New York is a contemporary story of friendship set against the larger than life backdrop of a city often described as the centre of the world. Omar has gone abroad for the first time in his life and soon enough he begins to see and love America through the eyes of his American friends - Sam and Maya. It is the story of these three friends discovering a new world together.
Long awaited, enormously expensive, endlessly gossiped-about, Martin Scorsese's brutal epic of mid-19th-century Manhattan is a near-great film that, as time goes by, may well make up the distance. As has happened before with this director's films, the fairly conventional story — a revenger's tragedy pitting a young Irish immigrant (Leonardo DiCaprio) against his father's killer, a nativist warlord (Daniel Day-Lewis) — is less interesting than the setting. Mr. Day-Lewis gives his character, known as Bill the Butcher, an earthy Shakespearean grandeur. In his mouth, the rough vernacular of the old New York streets becomes poetry. If Mr. DiCaprio and Cameron Diaz (in the underimagined role of a spirited pickpocket) don't shed their movie-star auras, they do show themselves to be intrepid and engaging actors. But the real achievement of the movie is in the way it brings history to life — not merely by meticulously recreating its details, but by offering a troubling and timely interpretation of how the violence and iniquity of the past continues to ramify into the present. The film, flawed and indelible, is nothing less than an attempt to reimagine the germs of America's historical identity.
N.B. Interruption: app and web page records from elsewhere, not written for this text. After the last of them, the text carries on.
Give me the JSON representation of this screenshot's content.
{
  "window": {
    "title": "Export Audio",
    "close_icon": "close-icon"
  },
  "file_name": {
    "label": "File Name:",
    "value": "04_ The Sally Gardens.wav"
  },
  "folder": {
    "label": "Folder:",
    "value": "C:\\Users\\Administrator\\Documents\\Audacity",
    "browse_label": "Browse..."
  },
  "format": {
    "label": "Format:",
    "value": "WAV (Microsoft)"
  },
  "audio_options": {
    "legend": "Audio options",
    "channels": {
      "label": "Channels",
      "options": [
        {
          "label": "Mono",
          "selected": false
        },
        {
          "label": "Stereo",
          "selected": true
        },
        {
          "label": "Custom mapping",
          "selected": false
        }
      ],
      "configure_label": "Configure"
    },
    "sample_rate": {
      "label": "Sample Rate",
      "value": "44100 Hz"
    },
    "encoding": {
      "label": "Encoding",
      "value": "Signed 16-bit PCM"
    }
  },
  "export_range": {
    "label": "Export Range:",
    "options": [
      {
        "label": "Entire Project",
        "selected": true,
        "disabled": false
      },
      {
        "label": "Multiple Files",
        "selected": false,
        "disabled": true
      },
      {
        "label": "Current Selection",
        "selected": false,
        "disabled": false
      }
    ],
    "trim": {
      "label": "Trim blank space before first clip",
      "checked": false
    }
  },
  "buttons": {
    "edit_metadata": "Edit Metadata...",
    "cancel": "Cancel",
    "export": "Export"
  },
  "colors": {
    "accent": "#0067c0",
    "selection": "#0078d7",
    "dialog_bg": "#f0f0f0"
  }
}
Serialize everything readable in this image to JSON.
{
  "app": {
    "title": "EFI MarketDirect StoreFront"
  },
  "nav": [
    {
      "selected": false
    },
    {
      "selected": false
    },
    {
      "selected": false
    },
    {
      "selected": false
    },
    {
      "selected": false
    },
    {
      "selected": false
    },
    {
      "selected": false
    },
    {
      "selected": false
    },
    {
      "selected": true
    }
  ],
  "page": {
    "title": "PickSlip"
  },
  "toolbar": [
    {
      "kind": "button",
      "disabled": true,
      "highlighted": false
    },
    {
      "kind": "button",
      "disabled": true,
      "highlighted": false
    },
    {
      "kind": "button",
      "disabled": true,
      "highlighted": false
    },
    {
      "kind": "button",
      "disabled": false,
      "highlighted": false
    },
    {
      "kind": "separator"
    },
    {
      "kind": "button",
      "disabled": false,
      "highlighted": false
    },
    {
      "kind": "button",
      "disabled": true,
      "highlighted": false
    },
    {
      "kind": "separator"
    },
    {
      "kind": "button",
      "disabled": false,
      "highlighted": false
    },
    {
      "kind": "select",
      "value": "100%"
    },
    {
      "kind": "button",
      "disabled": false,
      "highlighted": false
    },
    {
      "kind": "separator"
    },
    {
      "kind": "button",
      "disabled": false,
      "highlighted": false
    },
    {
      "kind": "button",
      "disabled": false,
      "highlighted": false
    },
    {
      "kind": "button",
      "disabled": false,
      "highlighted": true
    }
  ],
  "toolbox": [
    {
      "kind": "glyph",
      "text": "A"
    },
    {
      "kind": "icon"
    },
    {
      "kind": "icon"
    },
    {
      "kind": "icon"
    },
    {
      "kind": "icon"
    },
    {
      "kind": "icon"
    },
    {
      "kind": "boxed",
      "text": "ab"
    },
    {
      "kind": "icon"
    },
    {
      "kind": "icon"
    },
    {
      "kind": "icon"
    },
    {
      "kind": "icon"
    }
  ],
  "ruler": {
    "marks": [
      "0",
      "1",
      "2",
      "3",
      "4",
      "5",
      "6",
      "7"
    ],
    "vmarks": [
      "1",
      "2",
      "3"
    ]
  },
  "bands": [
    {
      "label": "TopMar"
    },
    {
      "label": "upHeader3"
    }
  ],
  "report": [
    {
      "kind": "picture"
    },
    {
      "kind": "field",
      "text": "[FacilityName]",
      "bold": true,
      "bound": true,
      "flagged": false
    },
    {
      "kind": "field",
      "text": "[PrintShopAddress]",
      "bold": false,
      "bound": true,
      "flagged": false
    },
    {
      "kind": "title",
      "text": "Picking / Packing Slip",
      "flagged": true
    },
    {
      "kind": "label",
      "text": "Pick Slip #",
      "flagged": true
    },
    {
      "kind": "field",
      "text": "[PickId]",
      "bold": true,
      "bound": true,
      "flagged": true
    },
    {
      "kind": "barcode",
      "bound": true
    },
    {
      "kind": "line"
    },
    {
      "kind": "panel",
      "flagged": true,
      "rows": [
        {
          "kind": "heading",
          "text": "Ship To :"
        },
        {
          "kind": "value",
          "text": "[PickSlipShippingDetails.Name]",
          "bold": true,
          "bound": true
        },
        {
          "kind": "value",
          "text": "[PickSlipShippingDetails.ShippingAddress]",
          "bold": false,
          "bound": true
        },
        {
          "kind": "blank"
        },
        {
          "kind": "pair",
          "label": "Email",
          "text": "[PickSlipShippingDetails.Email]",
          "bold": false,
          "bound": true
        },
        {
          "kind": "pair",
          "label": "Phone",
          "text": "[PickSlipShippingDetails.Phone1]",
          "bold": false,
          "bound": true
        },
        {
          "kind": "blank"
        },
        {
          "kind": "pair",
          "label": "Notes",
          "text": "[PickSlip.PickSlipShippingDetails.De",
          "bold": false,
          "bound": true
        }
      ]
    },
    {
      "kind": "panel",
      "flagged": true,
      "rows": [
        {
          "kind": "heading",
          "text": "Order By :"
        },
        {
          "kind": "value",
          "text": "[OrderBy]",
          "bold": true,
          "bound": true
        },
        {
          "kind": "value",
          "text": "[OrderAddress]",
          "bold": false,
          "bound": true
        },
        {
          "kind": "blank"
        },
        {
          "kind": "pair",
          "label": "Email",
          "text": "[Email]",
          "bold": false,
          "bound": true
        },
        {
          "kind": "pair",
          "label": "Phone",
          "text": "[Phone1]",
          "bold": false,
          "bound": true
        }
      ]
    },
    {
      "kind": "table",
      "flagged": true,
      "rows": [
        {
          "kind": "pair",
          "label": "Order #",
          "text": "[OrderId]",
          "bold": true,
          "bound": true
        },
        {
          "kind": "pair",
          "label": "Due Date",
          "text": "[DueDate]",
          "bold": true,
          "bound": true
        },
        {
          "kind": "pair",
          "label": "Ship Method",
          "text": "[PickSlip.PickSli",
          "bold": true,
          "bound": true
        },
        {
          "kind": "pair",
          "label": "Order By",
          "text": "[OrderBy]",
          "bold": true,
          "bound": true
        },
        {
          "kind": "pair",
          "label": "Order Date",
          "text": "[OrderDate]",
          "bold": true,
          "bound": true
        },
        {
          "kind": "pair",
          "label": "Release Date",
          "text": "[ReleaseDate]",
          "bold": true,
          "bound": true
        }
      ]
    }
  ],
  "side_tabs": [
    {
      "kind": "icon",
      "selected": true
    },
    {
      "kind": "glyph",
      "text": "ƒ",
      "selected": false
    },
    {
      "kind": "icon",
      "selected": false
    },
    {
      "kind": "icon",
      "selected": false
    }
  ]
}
It suggests, with vivid plausibility, that clues to the national character can be found in the violent, contradictory and often tragic story of the urban immigrant working class. — A. O. Scott
2002-12-20 | A. O. Scott | Read the New York Times Review of Gangs of New York